Another tiny wounder, Dragon‘s X-29 in 1:144 scale was a quick and enjoyable build. I have a interest for experimental aircraft and I remember quite well watching an episode of “Reaching for the Skies” during my early teens and being fascinated with the X-29 silhouette!So with my rediscovered interest for 1:144 scale models, I decided to finally build such and iconic airplane. The model kit part’s are nicely detailed (particularly for the scale) and fit mostly well with little work. The seat was improved with the addition of harnesses made from metal foil and the canopy could be closed and masked, readying it for painting.
When working with models this small, it is important to figure out a way of manipulating it without the risk of touching the freshly applied paint. Using a crocodile clip, a wooden stick and packing material, a stand was improvised, allowing me to easily airbrush the base colour.
The base colour consisted on an offwhite lacquer, followed by gloss white over the central part of the panels. The resulting effect is very subtle and probably not even noticeable.
The kit supplied decals of of exquisite quality, but the red/blue stripes are somewhat short over some areas. So after the application of all decals (that with the use of softening solution conform perfectly to all the model’s curves), acrylics colours were mixed to match the decal colours and used to touch up any problem.
At this stage, the model received a coat of gloss varnish to protect all the decals from the washes that were applied next. Using Ammo PLW range, the gear area was weathered first, using little amount of wash, applied with a tiny brush over all details. After a few minutes, any excess can be removed with a brush moistened in white spirit.
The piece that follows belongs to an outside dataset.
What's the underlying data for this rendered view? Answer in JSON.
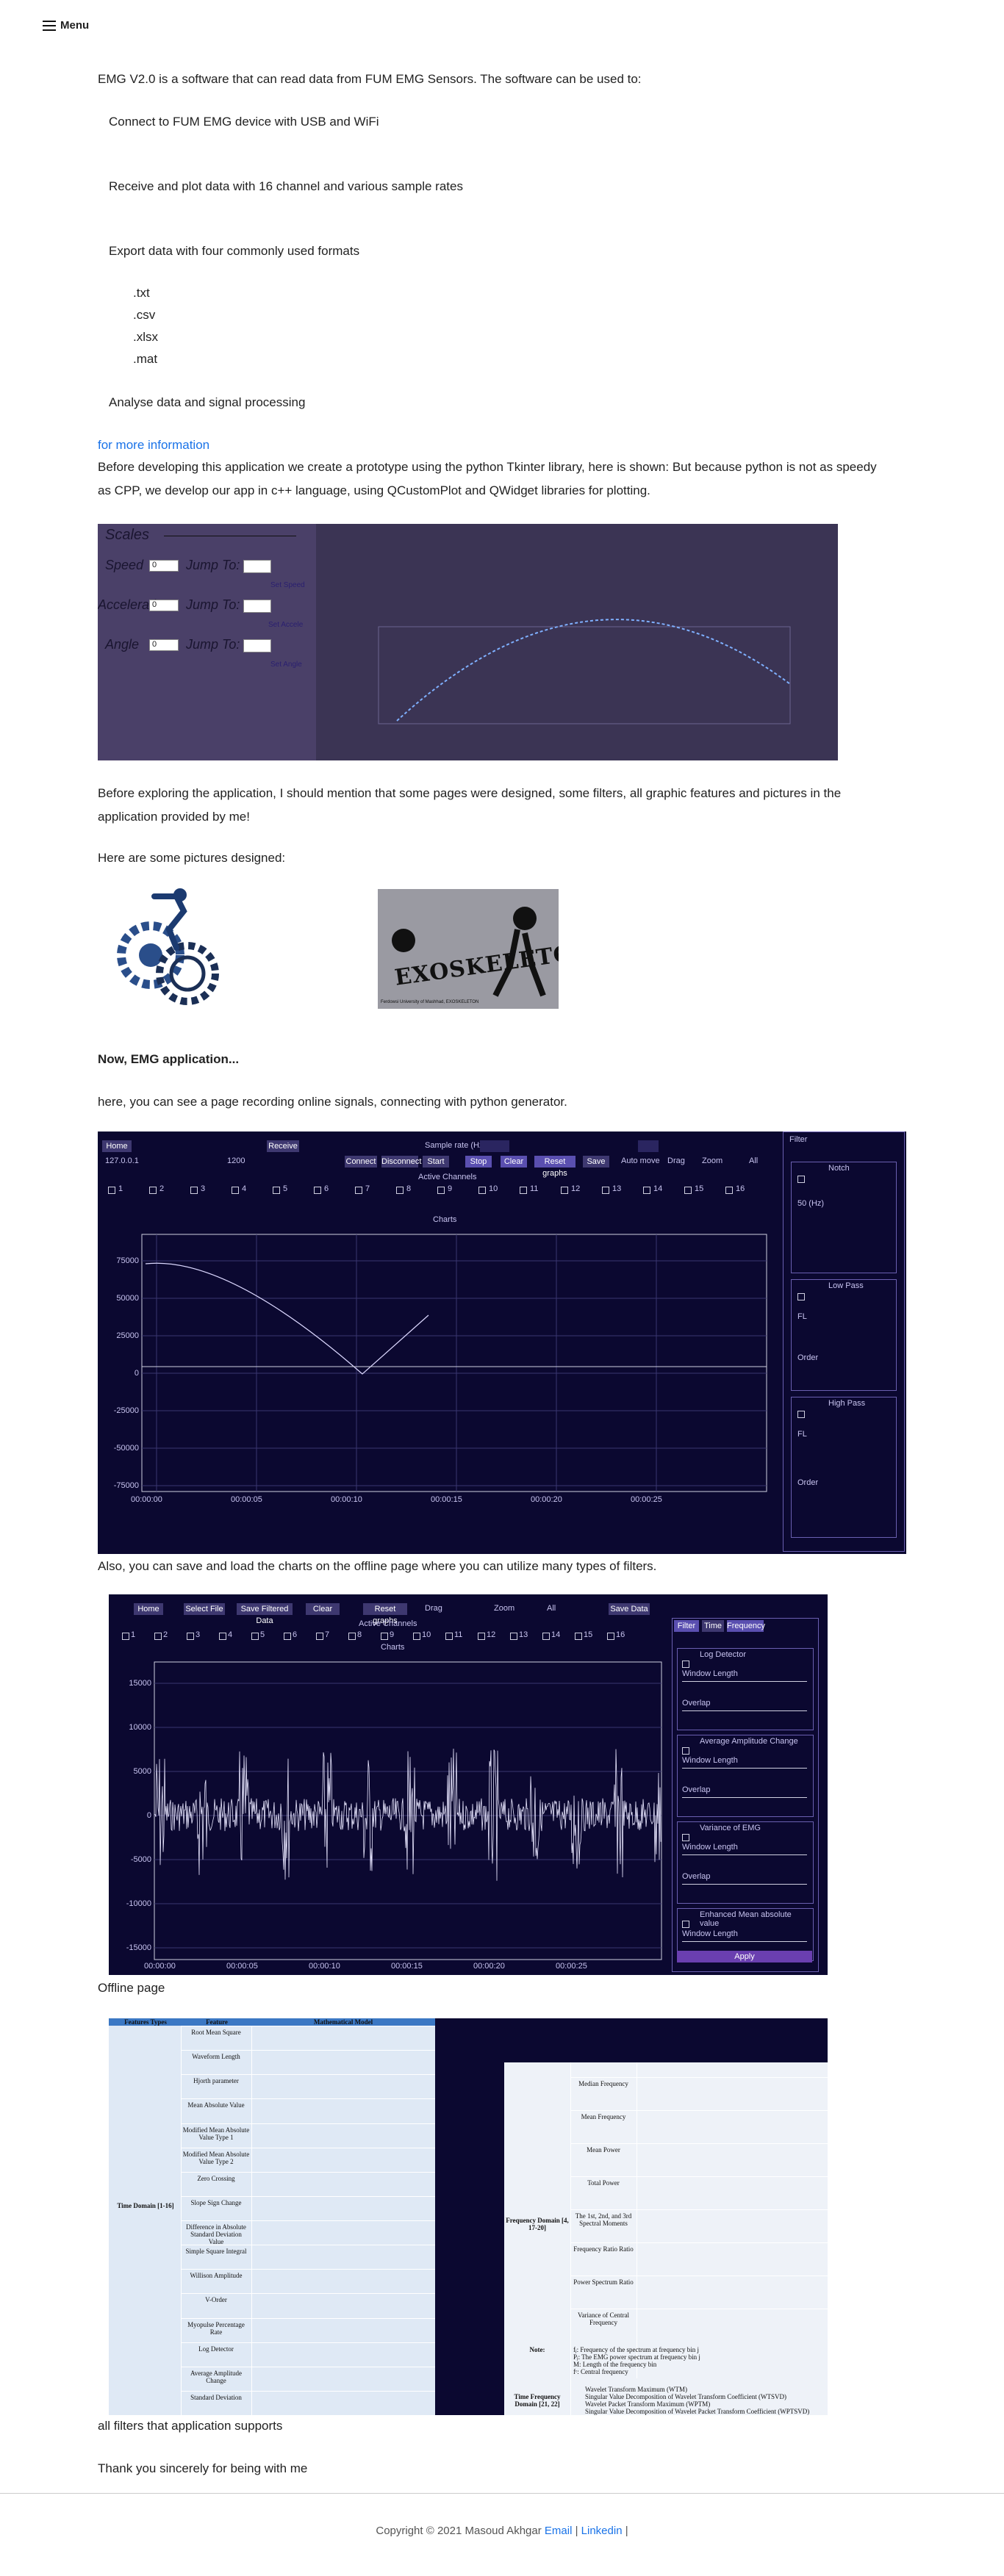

The same was performed over the all fuselage, but using the lightest PLW colour I have (which still resulted to dark in my opinion – on a following project I will try to mix it with a small amount of white enamel to check how it results). The control surfaces were accentuated using dark grey colour.
The nose sensors although finely engraved, lacked some finesse and were replaced with brass tube and copper wire. The copper wire was flattened (using an anvil and a small hammer), bent and filled to shape before being glued in place.
After painting the nose sensors and the exhaust nozzle, all it took to complete it was to apply a coat of satin varnish, removing the canopy masks and paint a few remaining details.
This model was (as all my late experiences with 1:144 scale) a joy! An in the process, a few lessons were learned: firstly, copper wire is very versatile and not only useful to replicate wires; secondly, over white, even a light grey can be to dark.